Excerpts from an interface dataset:
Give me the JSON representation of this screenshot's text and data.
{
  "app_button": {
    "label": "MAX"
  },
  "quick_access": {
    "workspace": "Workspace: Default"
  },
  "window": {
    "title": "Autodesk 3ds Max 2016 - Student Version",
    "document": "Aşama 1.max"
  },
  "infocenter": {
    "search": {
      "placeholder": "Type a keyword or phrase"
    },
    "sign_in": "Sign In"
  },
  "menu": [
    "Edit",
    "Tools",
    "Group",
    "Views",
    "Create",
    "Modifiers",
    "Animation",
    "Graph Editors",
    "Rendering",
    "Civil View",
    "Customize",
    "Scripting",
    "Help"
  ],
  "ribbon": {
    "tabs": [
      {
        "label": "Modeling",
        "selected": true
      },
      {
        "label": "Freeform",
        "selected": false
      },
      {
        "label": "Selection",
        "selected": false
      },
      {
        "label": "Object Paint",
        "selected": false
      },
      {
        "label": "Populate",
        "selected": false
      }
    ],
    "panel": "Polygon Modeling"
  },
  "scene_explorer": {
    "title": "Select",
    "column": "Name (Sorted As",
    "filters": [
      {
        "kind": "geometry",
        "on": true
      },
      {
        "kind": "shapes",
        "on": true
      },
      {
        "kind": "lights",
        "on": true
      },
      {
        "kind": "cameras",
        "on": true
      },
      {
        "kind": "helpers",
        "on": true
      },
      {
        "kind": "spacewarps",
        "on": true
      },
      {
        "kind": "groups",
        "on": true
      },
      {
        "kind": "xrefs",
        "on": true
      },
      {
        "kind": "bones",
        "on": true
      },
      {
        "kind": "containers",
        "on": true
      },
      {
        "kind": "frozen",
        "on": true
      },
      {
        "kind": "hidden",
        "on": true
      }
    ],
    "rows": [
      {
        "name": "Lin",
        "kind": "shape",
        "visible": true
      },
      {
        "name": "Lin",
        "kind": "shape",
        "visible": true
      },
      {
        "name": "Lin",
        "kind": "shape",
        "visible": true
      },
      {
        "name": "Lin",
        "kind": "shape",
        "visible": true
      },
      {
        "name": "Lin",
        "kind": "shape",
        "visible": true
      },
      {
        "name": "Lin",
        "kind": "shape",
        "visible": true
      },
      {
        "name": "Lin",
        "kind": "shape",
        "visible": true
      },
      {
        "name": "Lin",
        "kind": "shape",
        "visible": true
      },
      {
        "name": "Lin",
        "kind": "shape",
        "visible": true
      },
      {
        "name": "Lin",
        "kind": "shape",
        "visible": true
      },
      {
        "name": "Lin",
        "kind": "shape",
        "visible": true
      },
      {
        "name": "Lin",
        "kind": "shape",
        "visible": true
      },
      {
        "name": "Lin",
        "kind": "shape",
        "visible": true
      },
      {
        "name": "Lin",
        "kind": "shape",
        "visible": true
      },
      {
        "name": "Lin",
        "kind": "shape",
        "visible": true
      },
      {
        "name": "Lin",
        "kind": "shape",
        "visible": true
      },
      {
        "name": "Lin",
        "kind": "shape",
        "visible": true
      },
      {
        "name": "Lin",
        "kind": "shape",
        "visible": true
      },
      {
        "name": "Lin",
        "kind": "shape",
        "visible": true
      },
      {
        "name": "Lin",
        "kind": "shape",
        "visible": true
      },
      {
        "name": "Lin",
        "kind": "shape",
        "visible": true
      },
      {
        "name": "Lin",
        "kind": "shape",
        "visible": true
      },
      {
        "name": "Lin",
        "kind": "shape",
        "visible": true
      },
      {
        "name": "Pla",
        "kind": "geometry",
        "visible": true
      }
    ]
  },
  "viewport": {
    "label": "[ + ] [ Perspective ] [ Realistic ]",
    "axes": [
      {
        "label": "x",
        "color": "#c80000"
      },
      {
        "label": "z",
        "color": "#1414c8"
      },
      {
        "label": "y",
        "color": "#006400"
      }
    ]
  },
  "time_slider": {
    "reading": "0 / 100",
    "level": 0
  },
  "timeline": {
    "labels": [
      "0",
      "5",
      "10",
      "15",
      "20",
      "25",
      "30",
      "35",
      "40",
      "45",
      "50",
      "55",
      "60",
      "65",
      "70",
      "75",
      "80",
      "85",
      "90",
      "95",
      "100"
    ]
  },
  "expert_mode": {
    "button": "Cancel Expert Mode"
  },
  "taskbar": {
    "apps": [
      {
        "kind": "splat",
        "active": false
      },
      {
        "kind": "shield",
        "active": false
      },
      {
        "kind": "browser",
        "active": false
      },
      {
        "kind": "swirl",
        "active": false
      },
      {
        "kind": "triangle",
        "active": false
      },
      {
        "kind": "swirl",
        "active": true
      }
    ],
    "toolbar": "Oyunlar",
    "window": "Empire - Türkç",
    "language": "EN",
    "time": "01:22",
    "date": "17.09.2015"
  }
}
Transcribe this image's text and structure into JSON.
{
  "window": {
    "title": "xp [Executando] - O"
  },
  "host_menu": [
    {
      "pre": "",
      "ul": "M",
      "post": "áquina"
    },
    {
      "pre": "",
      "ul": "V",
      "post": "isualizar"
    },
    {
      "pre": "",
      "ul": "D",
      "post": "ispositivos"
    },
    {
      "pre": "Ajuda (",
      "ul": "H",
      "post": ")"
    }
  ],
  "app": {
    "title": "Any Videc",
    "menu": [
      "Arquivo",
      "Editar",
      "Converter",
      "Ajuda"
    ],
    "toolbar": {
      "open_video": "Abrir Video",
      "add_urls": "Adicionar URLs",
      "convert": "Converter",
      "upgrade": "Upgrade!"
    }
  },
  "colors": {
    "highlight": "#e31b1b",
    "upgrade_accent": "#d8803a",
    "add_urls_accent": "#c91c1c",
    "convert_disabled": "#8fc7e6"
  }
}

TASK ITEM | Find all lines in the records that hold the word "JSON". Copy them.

RESPONSE TO THIS TASK |
Give me the JSON representation of this screenshot's text and data.
Transcribe this image's text and structure into JSON.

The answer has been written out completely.